Kenyan banks are set for consolidation to meet a deadline to boost minimum core capital and cut costs in a lower interest rate environment.
Although banks are on course for good profit growth this year as evinced by first-half results, senior industry executives say the sharp falls in Kenyan interest rates this year have put pressure on bank margins.
Two small lenders, Equatorial Commercial Bank and Southern Credit Bank have already completed a merger this year, citing the need to enlarge their branch network and balance sheet.
“We expect mergers and acquisitions in the sector to continue being driven by market demands and the need for scale to exploit these opportunities,” central bank Governor Njuguna Ndung’u told Reuters.
“In addition, this allows them to enlarge and serve their market niches,” he said.
In 2008, then Finance Minister Amos Kimunya proposed to raise the minimum core capital for banks to 1 billion shillings from 250 million shillings, giving 2012 as the deadline for all banks to comply.
The local implications of enhanced capital rules abroad following the global financial crisis may also encourage mergers and acquisitions in the sector, analysts said.
Lenders in Kenya have already met the set capital thresholds under the new Basel III rules, but a scramble for opportunities in a more competitive landscape may prompt the regulator to keep a more watchful eye over the institutions.
“Increased competition and capital adequacy requirements under Basel III are likely to be the key drivers behind sector consolidation,” said Francis Mwangi, a banks analyst at African Alliance.
Good liquidity and conservative lending practices — lenders have increasingly been putting their money cash into relatively risk-free government securities over the past five years — might also attract foreign investors.
The liquidity ratio for the sector at the end of last month was 46.3 percent against a statutory minimum of 20 percent.
Total capital to total risk-weighted assets was 20.6 percent, while the statutory minimum is 12 percent.
MANY COMMERCIAL BANKS
Eric Munywoki, a researcher at Dyer and Blair Investment Bank, said sharp falls in the yield curve this year and policymakers’ actions supported the consolidation case.
Yields have dropped by more than 300 basis points across the curve this year in tandem with a sustained easing cycle.
The rates at which banks lend have also been falling, though too slowly in the eyes of the central bank, which sees credit growth as a key driver of economic recovery.
“We have so many commercial banks, and for them to survive after the central bank lowered its lending rate expecting them to replicate the same (cut rates), they will have to merge,” said Munywoki.

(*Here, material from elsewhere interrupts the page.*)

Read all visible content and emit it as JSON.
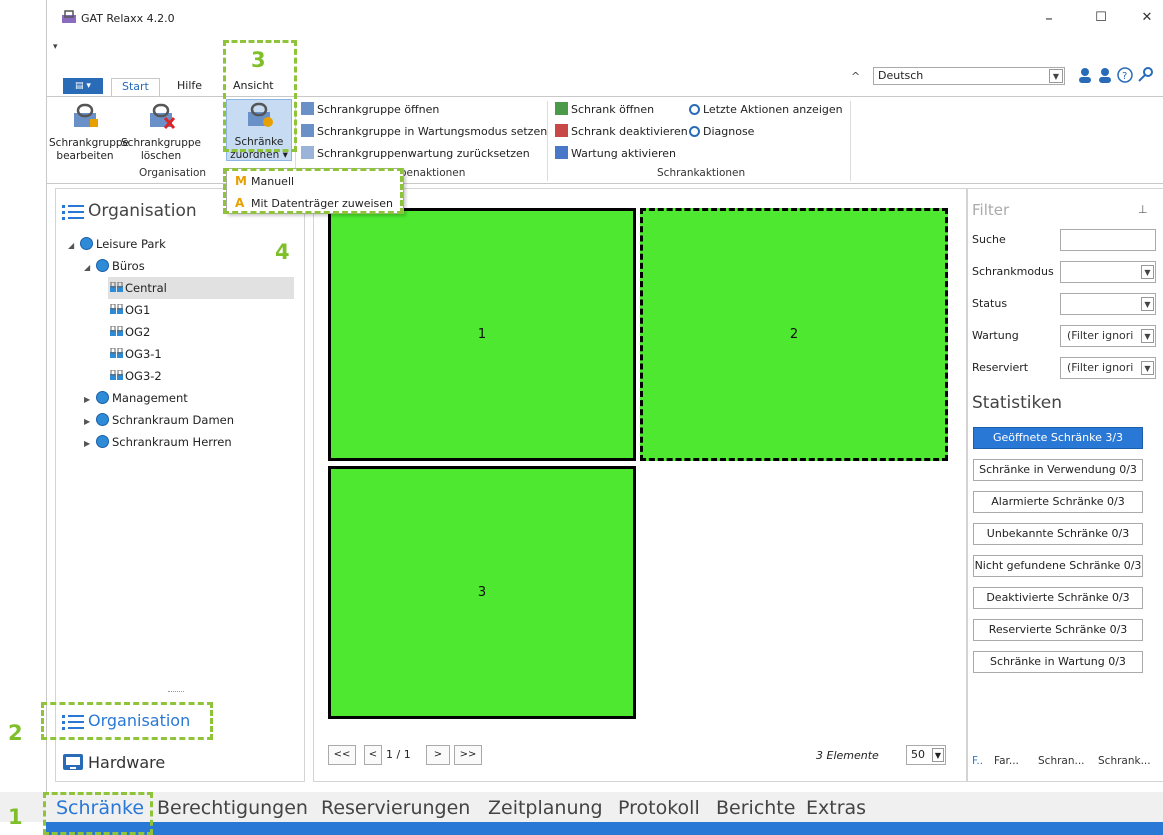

While small institutions might merge or find a home in the arms of a bigger rival, foreign banks might find rich pickings in National Bank as the state divests from the ninth largest lender by assets.
National, which completed a turnaround this year after heavy losses in the late 1990s and early 2000s, is focusing on lending to small and medium-sized businesses, vital to many economies in sub-Saharan Africa. The sale of the stake has been delayed by shareholder disagreements over the process.
“Banks have delivered high absolute and juiced returns, and, like the rest of Africa, I am sure the Kenyan banking sector is popping above the international radar,” says Aly Khan Satchu, an independent analyst in Nairobi.
Shares in the banking sector are up 60 percent on a market cap weighted basis so far this year, outperforming the all-share index NASI, which is up 37.4 percent in the same period.
Renaissance Capital said the four listed institutions they track offered growth in terms of earnings, estimating 2010 gross profit growth at 42 percent.
RenCap tracks Cooperative, Barclays Bank of Kenya, Equity and Kenya commercial Bank.
The central bank said profit before tax at the end of August had already reached 98 percent of 2009 year profits.
KCB, the largest bank in Kenya by assets, has attracted interest in the second half after a rights issue induced a fall in its shares. Analysts said its shares now offered a discount on the bank’s valuation.
One investment banker said private equity group Helios’s acquisition of a 24.99 percent stake in Equity Bank for $178.7 million in 2007 is a pointer to more foreign appetite. Equity is usually the most traded bank stock on the Nairobi bourse and its shares have gained 81.2 percent so far this year.
He said there was also more general interest in Africa from foreign multinationals.
Foreign investors who do look at opportunities in the sector will be reassured that analysts do not anticipate significant risks to the banking system.
“I do not see severe risks facing the sector as long as economic growth and activity maintain the same pace. This improved activity means reduced instances of non-performing loans and increased consumer spending,” said Renaldo D’souza, a Genghis Capital analyst.